 “But when he came to himself, he said, ‘How many of my father's hired servants have more than enough bread, but I perish here with hunger! I will arise and go to my father, and I will say to him, “Father, I have sinned against heaven and before you. I am no longer worthy to be called your son. Treat me as one of your hired servants.”’ And he arose and came to his father. But while he was still a long way off, his father saw him and felt compassion, and ran and embraced him and kissed him. And the son said to him, ‘Father, I have sinned against heaven and before you. I am no longer worthy to be called your son.’ But the father said to his servants, ‘Bring quickly the best robe, and put it on him, and put a ring on his hand, and shoes on his feet. And bring the fattened calf and kill it, and let us eat and celebrate. For this my son was dead, and is alive again; he was lost, and is found.’ And they began to celebrate. (Luke 15:17-24 ESV)


The younger brother realized his error, humbled himself, and came to his father as a servant. Adopting an attitude as a servant is certainly no strange concept to the Christian faith. Christ himself humbled himself by becoming human to live and die among us. And we are even encouraged to imitate Him in this humility. (read Philippians Chapter 2 for this!)

The older brother in this story is often overlooked, unfortunately. Even though he lived in his father's house and had everything he needed, he still couldn't rejoice when his brother was restored to the family. All he saw was his brother's sin, not the fact that he had returned. "...he was angry and refused to go in. His father came out and entreated him, but he answered his father, ‘Look, these many years I have served you, and I never disobeyed your command, yet you never gave me a young goat, that I might celebrate with my friends. But when this son of yours came, who has devoured your property with prostitutes, you killed the fattened calf for him!’" (Luke 15:28-30 ESV)

Up until this past century it was an extremely attractive thing to be a squeaky clean Christian. In other words, people looked up to you and considered you better than others if you went to church, knew scripture, abstained from drinking, sex, cursing etc. In the 21st century we find ourselves in a world where the exact opposite is true. Public views of the church are increasingly more and more negative, and the world criticizes and ridicules Christians who isolate themselves in the confines of the church using words like "legalistic" and "judgmental". This is where the "Christian hipster" music finds its roots. It is a fact that people like to be accepted and their actions approved. By criticizing the body of believers and setting out to associate with those who need help - being something of a prodigal Christian - we find that the world accepts us more and what we do. At what cost though? This facade of humility, acting like the prodigal son while we are nothing more than an older brother, is ripping at the foundation of our faith! What is that foundation? LOVE. Pure, unadultered, selfless, genuine LOVE - straight from the heart of our heavenly Father and intended to be shared with the world out of the overflow of our hearts.
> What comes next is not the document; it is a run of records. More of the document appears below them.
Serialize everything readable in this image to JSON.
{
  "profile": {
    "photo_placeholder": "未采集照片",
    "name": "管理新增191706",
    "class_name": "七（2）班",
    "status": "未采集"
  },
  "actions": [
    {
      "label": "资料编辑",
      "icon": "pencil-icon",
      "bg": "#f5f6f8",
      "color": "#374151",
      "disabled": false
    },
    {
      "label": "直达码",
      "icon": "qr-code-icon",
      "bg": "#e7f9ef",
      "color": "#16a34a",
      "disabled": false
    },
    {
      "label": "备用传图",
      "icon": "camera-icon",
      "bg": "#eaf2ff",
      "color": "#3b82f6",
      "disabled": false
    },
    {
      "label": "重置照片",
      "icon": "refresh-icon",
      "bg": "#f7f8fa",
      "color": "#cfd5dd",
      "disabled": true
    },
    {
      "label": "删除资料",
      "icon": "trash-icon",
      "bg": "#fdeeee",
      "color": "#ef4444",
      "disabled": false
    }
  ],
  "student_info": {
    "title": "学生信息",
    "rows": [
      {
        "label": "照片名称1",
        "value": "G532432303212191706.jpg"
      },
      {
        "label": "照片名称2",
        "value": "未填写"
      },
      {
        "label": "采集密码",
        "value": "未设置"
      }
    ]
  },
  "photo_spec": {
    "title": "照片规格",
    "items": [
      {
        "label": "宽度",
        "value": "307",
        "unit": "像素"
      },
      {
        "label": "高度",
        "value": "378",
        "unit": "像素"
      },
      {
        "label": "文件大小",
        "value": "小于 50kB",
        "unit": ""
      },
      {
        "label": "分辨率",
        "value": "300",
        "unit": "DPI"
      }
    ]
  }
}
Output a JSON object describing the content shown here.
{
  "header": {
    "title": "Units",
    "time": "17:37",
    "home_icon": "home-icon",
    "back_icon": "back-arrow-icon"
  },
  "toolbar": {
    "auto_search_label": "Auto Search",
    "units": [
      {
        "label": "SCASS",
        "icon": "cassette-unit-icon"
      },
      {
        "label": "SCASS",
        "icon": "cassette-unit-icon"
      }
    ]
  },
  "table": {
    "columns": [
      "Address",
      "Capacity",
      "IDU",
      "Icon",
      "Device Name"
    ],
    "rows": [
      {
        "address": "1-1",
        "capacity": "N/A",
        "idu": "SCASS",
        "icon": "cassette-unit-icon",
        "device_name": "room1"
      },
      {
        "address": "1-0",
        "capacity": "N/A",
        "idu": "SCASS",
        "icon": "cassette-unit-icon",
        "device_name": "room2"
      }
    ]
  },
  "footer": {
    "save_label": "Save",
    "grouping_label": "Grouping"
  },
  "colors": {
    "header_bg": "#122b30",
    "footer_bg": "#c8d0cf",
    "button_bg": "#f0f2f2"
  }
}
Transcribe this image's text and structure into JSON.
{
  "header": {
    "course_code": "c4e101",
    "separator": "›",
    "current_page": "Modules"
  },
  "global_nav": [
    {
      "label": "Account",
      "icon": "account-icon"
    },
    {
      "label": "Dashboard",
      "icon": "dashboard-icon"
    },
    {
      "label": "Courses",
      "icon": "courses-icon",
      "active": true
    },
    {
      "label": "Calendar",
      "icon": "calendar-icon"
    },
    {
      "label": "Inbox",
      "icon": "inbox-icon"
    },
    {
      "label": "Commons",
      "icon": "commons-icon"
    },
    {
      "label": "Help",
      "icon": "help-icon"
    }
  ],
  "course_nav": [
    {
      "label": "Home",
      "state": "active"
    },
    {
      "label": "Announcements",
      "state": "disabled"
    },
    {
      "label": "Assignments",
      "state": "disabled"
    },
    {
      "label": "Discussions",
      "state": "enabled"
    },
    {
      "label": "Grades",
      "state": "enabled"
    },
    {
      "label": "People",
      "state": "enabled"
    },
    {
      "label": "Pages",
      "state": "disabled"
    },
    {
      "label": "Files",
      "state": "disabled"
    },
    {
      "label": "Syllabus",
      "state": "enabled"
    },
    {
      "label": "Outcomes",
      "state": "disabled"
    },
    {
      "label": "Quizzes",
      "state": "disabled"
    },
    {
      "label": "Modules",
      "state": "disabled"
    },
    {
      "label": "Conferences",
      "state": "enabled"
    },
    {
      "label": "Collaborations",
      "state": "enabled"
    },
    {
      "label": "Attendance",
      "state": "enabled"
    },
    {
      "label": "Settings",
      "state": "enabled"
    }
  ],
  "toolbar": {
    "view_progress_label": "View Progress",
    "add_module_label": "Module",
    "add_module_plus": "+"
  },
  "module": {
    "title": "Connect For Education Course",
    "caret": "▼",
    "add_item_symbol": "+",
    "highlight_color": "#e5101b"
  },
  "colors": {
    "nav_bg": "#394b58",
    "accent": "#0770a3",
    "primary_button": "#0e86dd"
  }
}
Please don't misunderstand, I am glad that people recognize the flaws in legalism and judgment in the church. I am glad that young people are desiring to pour into the lowly, the poor and 'sinners' as Pharisees would call it. At least needs are being met!

The challenge is that we must remember who we were, and who we are. We are all unworthy of the Father's mercy. We are ALL called to LOVE those around us, and we are most importantly called to die to self. As it says in Galatians 2:20 "I have been crucified with Christ. It is no longer I who live, but Christ who lives in me. And the life I now live in the flesh I live by faith in the Son of God, who loved me and gave himself for me."


So who are you?
Do you have the heart of a younger brother, humbly returning to your Father?
Or do you have the heart of the older brother, unable to rejoice in other's joy because your eyes are turned inward?
Are you trying to look like a Prodigal? Or have you found yourself at the place of actually being a Prodigal?
Do we love because He first loved us?

Signing out,
The Buckland Fiddler

2 comments:

  1. Amen, brother Bowman! :D

    ~Hailey

    P.S. I'm following your blog now!

    ReplyDelete